‘Dark-side’ social media win Person of the Year
From unearthing a stockpile of luxury watches belonging to a deputy prime minister, pursuing the details of murder cases to their grisly end, and becoming an alternative petition centre for those unfairly treated by the system, the various Facebook pages of semi-professional investigative journalists have asserted their influence in society and proved the power of technology — and anonymity — in an age where media freedom has hit a snag.
Sometimes dubbed “dark-side” pages — referring to their tone, namelessness and sometimes vigilante intent — these “new media” outlets expose powerful people, put pressure on officials and offer channels where citizens can let off steam. They also sensationalise issues to amp up their page views, and their anonymous, Batman-like vigilantism can be a double-edged sword. But it’s undeniable that their activities have shaken up society and rattled the traditional practices of journalists — even exposed their shortcomings and failure to do their duty in this draconian climate.
Among several prominent choices, the Bangkok Post has chosen these social media pages as the paper’s Person of the Year 2017.
This year’s choices also include the charity run hero Artiwara Kongmalai, aka Toon Bodyslam; anti-coup student activist Jatupat Boonpattararaksa, known as Pai Dao Din, who has already been jailed for over a year; Deputy Prime Minister Somkid Jatusripitak, who has driven the country’s economic engines to move again; volunteers for the royal cremation ceremony, who helped mourners from their hearts; and Wisaksil Wangek, better known as Srisaket Sor Rungvisai, a two-time WBC super flyweight champion who is ranked as the world’s best active super flyweight.
The relentlessness and unconventional approach of the dark-side pages are exemplified by the continued digging into the skeleton-filled closet of Deputy Prime Minister Prawit Wongsuwon by a page called CSI LA. Based in the US and followed by over 700,000 people online, the page broke the story of Gen Prawit’s luxury watch early this month.

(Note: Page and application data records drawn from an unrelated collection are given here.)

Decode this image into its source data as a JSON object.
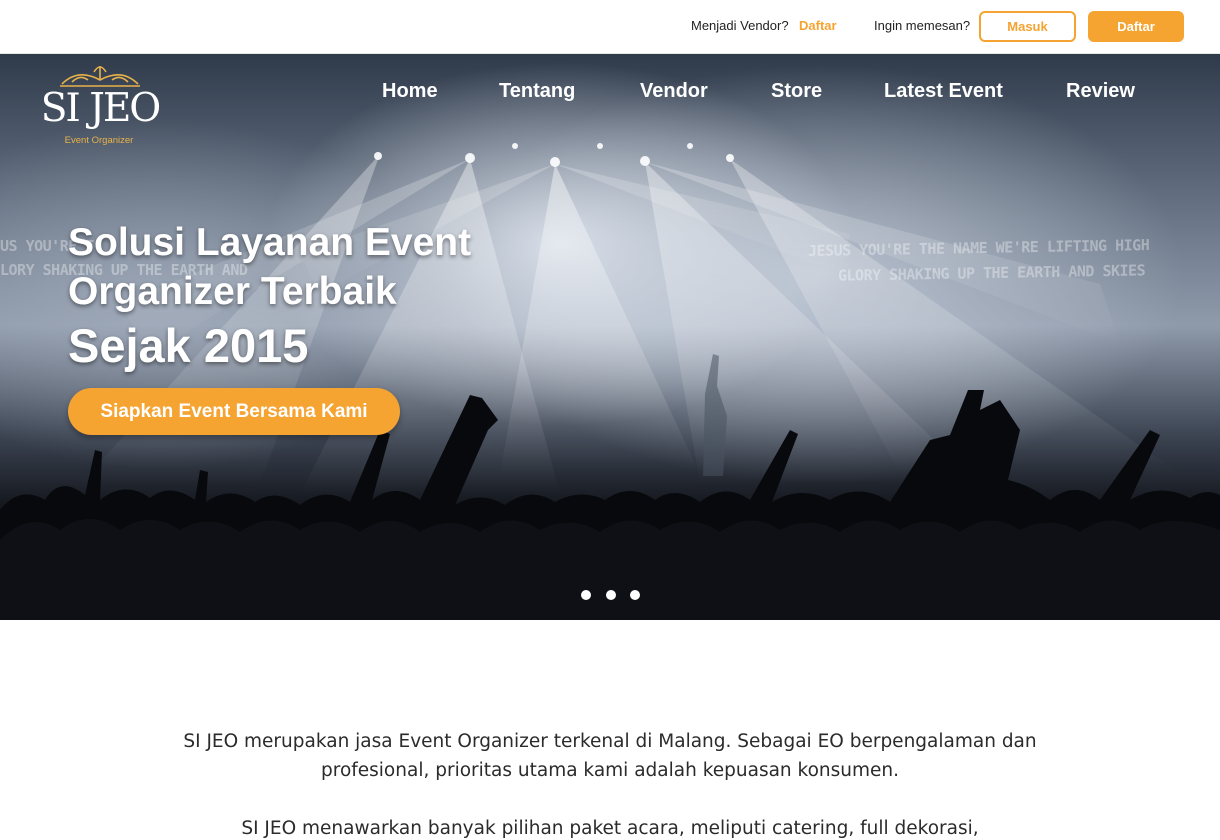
{
  "topbar": {
    "vendor_question": "Menjadi Vendor?",
    "vendor_link": "Daftar",
    "order_question": "Ingin memesan?",
    "login_button": "Masuk",
    "register_button": "Daftar"
  },
  "logo": {
    "mark": "SI JEO",
    "subtitle": "Event Organizer"
  },
  "nav": {
    "items": [
      {
        "label": "Home"
      },
      {
        "label": "Tentang"
      },
      {
        "label": "Vendor"
      },
      {
        "label": "Store"
      },
      {
        "label": "Latest Event"
      },
      {
        "label": "Review"
      }
    ]
  },
  "hero": {
    "title": "Solusi Layanan Event Organizer Terbaik",
    "year_line": "Sejak 2015",
    "cta": "Siapkan Event Bersama Kami",
    "background_text_left_1": "US YOU'RE T",
    "background_text_left_2": "LORY SHAKING UP THE EARTH AND",
    "background_text_right_1": "JESUS YOU'RE THE NAME WE'RE LIFTING HIGH",
    "background_text_right_2": "GLORY SHAKING UP THE EARTH AND SKIES",
    "slides_count": 3
  },
  "about": {
    "paragraph_1": "SI JEO merupakan jasa Event Organizer terkenal di Malang. Sebagai EO berpengalaman dan profesional, prioritas utama kami adalah kepuasan konsumen.",
    "paragraph_2": "SI JEO menawarkan banyak pilihan paket acara, meliputi catering, full dekorasi,"
  },
  "colors": {
    "accent": "#f5a331",
    "logo_gold": "#e8b24a",
    "text_dark": "#2b2b2b"
  }
}
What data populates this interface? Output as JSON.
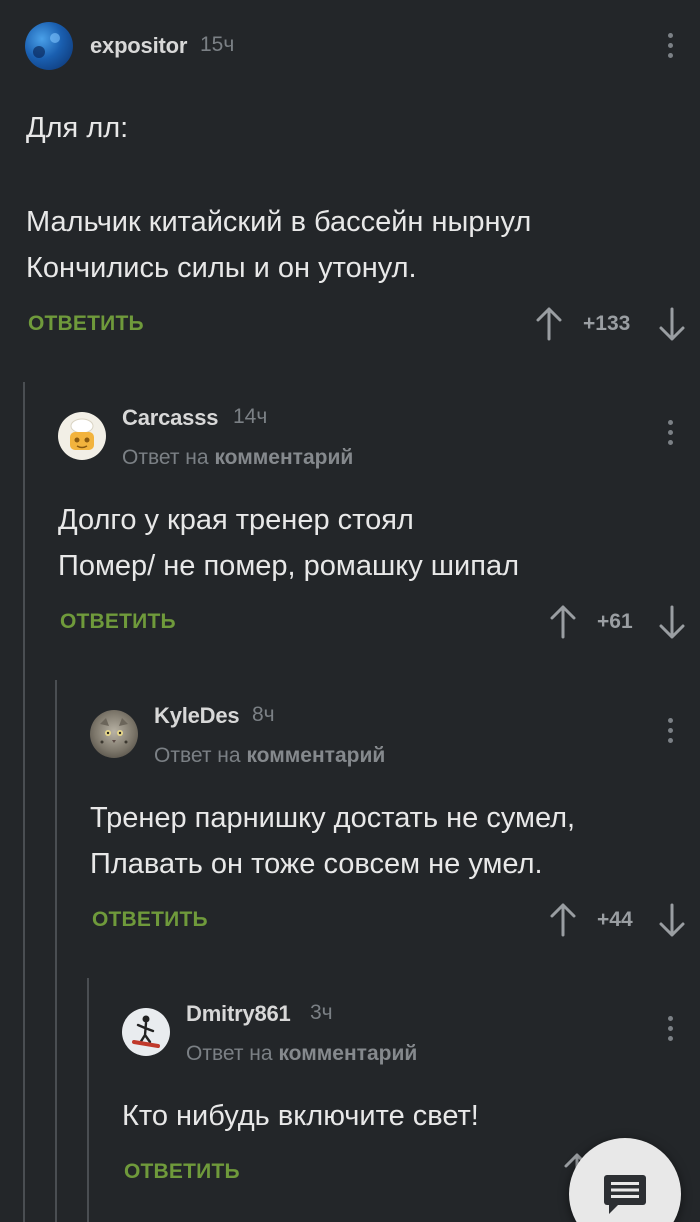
{
  "comments": [
    {
      "username": "expositor",
      "time": "15ч",
      "lines": [
        "Для лл:",
        "",
        "Мальчик китайский в бассейн нырнул",
        "Кончились силы и он утонул."
      ],
      "reply_label": "ОТВЕТИТЬ",
      "rating": "+133"
    },
    {
      "username": "Carcasss",
      "time": "14ч",
      "reply_prefix": "Ответ на",
      "reply_target": "комментарий",
      "lines": [
        "Долго у края тренер стоял",
        "Помер/ не помер,  ромашку шипал"
      ],
      "reply_label": "ОТВЕТИТЬ",
      "rating": "+61"
    },
    {
      "username": "KyleDes",
      "time": "8ч",
      "reply_prefix": "Ответ на",
      "reply_target": "комментарий",
      "lines": [
        "Тренер парнишку достать не сумел,",
        "Плавать он тоже совсем не умел."
      ],
      "reply_label": "ОТВЕТИТЬ",
      "rating": "+44"
    },
    {
      "username": "Dmitry861",
      "time": "3ч",
      "reply_prefix": "Ответ на",
      "reply_target": "комментарий",
      "lines": [
        "Кто нибудь включите свет!"
      ],
      "reply_label": "ОТВЕТИТЬ"
    }
  ],
  "icons": {
    "upvote": "arrow-up-icon",
    "downvote": "arrow-down-icon",
    "more": "more-vertical-icon",
    "fab": "comments-icon"
  },
  "colors": {
    "background": "#232629",
    "accent_reply": "#6f9a3b",
    "thread_line": "#4a4e52"
  }
}
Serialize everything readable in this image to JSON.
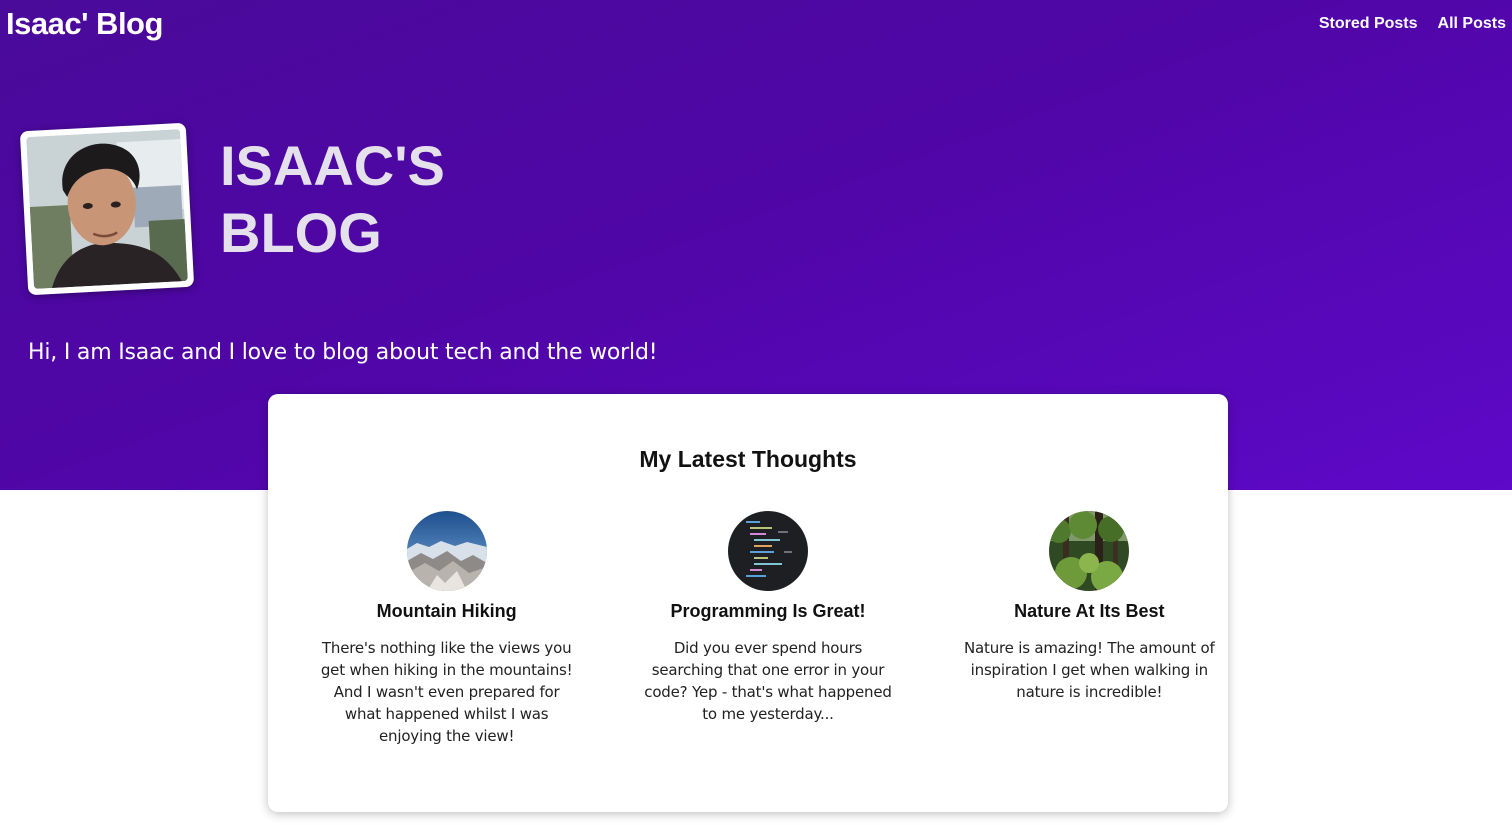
{
  "header": {
    "brand": "Isaac' Blog",
    "nav": [
      {
        "label": "Stored Posts"
      },
      {
        "label": "All Posts"
      }
    ]
  },
  "hero": {
    "title_line1": "ISAAC'S",
    "title_line2": "BLOG",
    "intro": "Hi, I am Isaac and I love to blog about tech and the world!",
    "avatar_icon": "profile-photo"
  },
  "latest": {
    "heading": "My Latest Thoughts",
    "posts": [
      {
        "title": "Mountain Hiking",
        "excerpt": "There's nothing like the views you get when hiking in the mountains! And I wasn't even prepared for what happened whilst I was enjoying the view!",
        "image_icon": "mountains-thumbnail"
      },
      {
        "title": "Programming Is Great!",
        "excerpt": "Did you ever spend hours searching that one error in your code? Yep - that's what happened to me yesterday...",
        "image_icon": "code-thumbnail"
      },
      {
        "title": "Nature At Its Best",
        "excerpt": "Nature is amazing! The amount of inspiration I get when walking in nature is incredible!",
        "image_icon": "forest-thumbnail"
      }
    ]
  },
  "colors": {
    "hero_gradient_start": "#4a0a9a",
    "hero_gradient_end": "#5e08c8",
    "card_bg": "#ffffff",
    "hero_title": "#e4e1ec"
  }
}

It has since doggedly pursued the deputy PM’s stash of expensive timepieces, which were not declared to the National Anti-Corruption Commission, and has revealed the existence of at least 11 pricey watches, many of them worth over one million baht. Source: Bangkok Post